For more than 40 years, Amtrak has relied on $1 billion or more a year in taxpayer handouts to run slow, and often late, passenger trains. Indeed, the man considered to be the “father” of Amtrak, Anthony Haswell, recently said that he is “personally embarrassed over what I helped to create.”
Passenger trains still can offer pleasure but are otherwise obsolete as a means for moving people from point A to point B. Rails are great for moving freight but just can’t compete with buses, cars and planes when it comes to convenience and cost. Even worse, Congress treats Amtrak as a form of pork barrel, sending trains with an insignificant number of riders to remote areas of the country.
Congress did, however, take a step in the right direction in 2008 by requiring states to pay the subsidies for short‐distance lines by 2013 or else the lines would be discontinued. That was a win for federalism: Federal taxpayers shouldn’t pay for activities that benefit a particular state.
The Hoosier State, which provides rail service between Indianapolis and Chicago four days a week, was one of the lines. Until recently, the state resisted what it absurdly claimed to be a federal “unfunded mandate.” Congress didn’t mandate that the states assume the subsidy burden and keep the lines in operation. Indiana and other states were given a choice.
At the last second, the Pence administration chose to use Hoosier tax dollars to keep the Hoosier State in operation. In a deal reached with Amtrak, the state will split with local governments that have stops along the route the $2.7 million needed to continue the line for another year. The line’s occupancy rate is less than 50 percent, but the governor claims that the agreement “will make Hoosier jobs more secure and preserve an important transportation link for Indiana.”

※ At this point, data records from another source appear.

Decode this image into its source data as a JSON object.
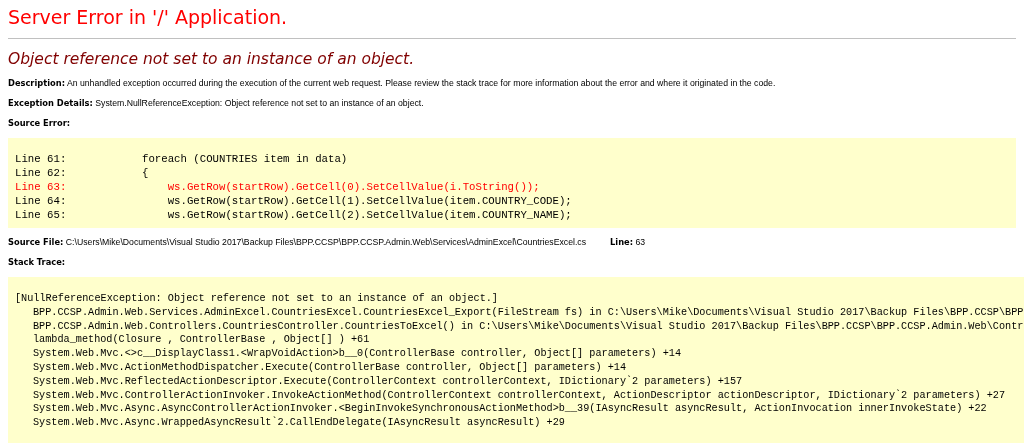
{
  "title": "Server Error in '/' Application.",
  "error_message": "Object reference not set to an instance of an object.",
  "description": {
    "label": "Description:",
    "text": "An unhandled exception occurred during the execution of the current web request. Please review the stack trace for more information about the error and where it originated in the code."
  },
  "exception_details": {
    "label": "Exception Details:",
    "text": "System.NullReferenceException: Object reference not set to an instance of an object."
  },
  "source_error": {
    "label": "Source Error:",
    "lines": [
      {
        "number": "Line 61:",
        "code": "foreach (COUNTRIES item in data)",
        "highlighted": false
      },
      {
        "number": "Line 62:",
        "code": "{",
        "highlighted": false
      },
      {
        "number": "Line 63:",
        "code": "    ws.GetRow(startRow).GetCell(0).SetCellValue(i.ToString());",
        "highlighted": true
      },
      {
        "number": "Line 64:",
        "code": "    ws.GetRow(startRow).GetCell(1).SetCellValue(item.COUNTRY_CODE);",
        "highlighted": false
      },
      {
        "number": "Line 65:",
        "code": "    ws.GetRow(startRow).GetCell(2).SetCellValue(item.COUNTRY_NAME);",
        "highlighted": false
      }
    ]
  },
  "source_file": {
    "label": "Source File:",
    "path": "C:\\Users\\Mike\\Documents\\Visual Studio 2017\\Backup Files\\BPP.CCSP\\BPP.CCSP.Admin.Web\\Services\\AdminExcel\\CountriesExcel.cs",
    "line_label": "Line:",
    "line": "63"
  },
  "stack_trace": {
    "label": "Stack Trace:",
    "lines": [
      {
        "kind": "exception",
        "text": "[NullReferenceException: Object reference not set to an instance of an object.]"
      },
      {
        "kind": "frame",
        "text": "BPP.CCSP.Admin.Web.Services.AdminExcel.CountriesExcel.CountriesExcel_Export(FileStream fs) in C:\\Users\\Mike\\Documents\\Visual Studio 2017\\Backup Files\\BPP.CCSP\\BPP"
      },
      {
        "kind": "frame",
        "text": "BPP.CCSP.Admin.Web.Controllers.CountriesController.CountriesToExcel() in C:\\Users\\Mike\\Documents\\Visual Studio 2017\\Backup Files\\BPP.CCSP\\BPP.CCSP.Admin.Web\\Contr"
      },
      {
        "kind": "frame",
        "text": "lambda_method(Closure , ControllerBase , Object[] ) +61"
      },
      {
        "kind": "frame",
        "text": "System.Web.Mvc.<>c__DisplayClass1.<WrapVoidAction>b__0(ControllerBase controller, Object[] parameters) +14"
      },
      {
        "kind": "frame",
        "text": "System.Web.Mvc.ActionMethodDispatcher.Execute(ControllerBase controller, Object[] parameters) +14"
      },
      {
        "kind": "frame",
        "text": "System.Web.Mvc.ReflectedActionDescriptor.Execute(ControllerContext controllerContext, IDictionary`2 parameters) +157"
      },
      {
        "kind": "frame",
        "text": "System.Web.Mvc.ControllerActionInvoker.InvokeActionMethod(ControllerContext controllerContext, ActionDescriptor actionDescriptor, IDictionary`2 parameters) +27"
      },
      {
        "kind": "frame",
        "text": "System.Web.Mvc.Async.AsyncControllerActionInvoker.<BeginInvokeSynchronousActionMethod>b__39(IAsyncResult asyncResult, ActionInvocation innerInvokeState) +22"
      },
      {
        "kind": "frame",
        "text": "System.Web.Mvc.Async.WrappedAsyncResult`2.CallEndDelegate(IAsyncResult asyncResult) +29"
      }
    ]
  }
}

This observer is left to conclude that political expediency was the governor’s underlying rationale because outside of politics, putting state and local taxpayers on the hook for the line makes no economic sense. According to a study penned by my Cato Institute colleague Randal O’Toole, the Hoosier State costs taxpayers 80 cents for every passenger carried one mile. And that figure doesn’t include capital and maintenance costs. The figure was the worst of 27 short‐distance routes across the United States and twice as bad as the next closest line.
O’Toole also notes that, compared to the Hoosier State, “buses are not only less expensive but are faster and more frequent than Amtrak.” Indeed, it takes Amtrak five hours to complete its route (assuming it’s on time) versus a bit over three hours for a bus. Bus fare is generally cheaper than an Amtrak ticket, and the differential is even greater when Amtrak’s generous subsidies are included. (Yes, all modes of transportation are, unfortunately, subsidized by government to some degree, but Amtrak is the largest beneficiary on a per‐passenger‐mile basis.)
The cost‐benefit analysis performed by an outside firm for the Indiana Department Transportation also shows that having Indiana taxpayers foot the subsidy bill for the Hoosier State is a terrible deal. Whether service is continued as is or services are improved, the analysis shows that Indiana taxpayers would be on the hook for millions of dollars annually with minimal benefit. For example, under the four improved service options considered, the study found “no appreciable highways congestion delay savings” and “no airport congestion delay savings.”
Other than assuaging some local special interests and rail enthusiasts, it’s hard to understand why the allegedly fiscally conservative governor of Indiana would support even a one‐year deal to maintain the Hoosier State. Decades ago, former U.S. Sen. Russell Long asked why the government was trying to get people “to leave a taxpaying organization, the bus company, and ride on a tax‐eating organization, Amtrak?” Someone should ask Gov. Pence the same question.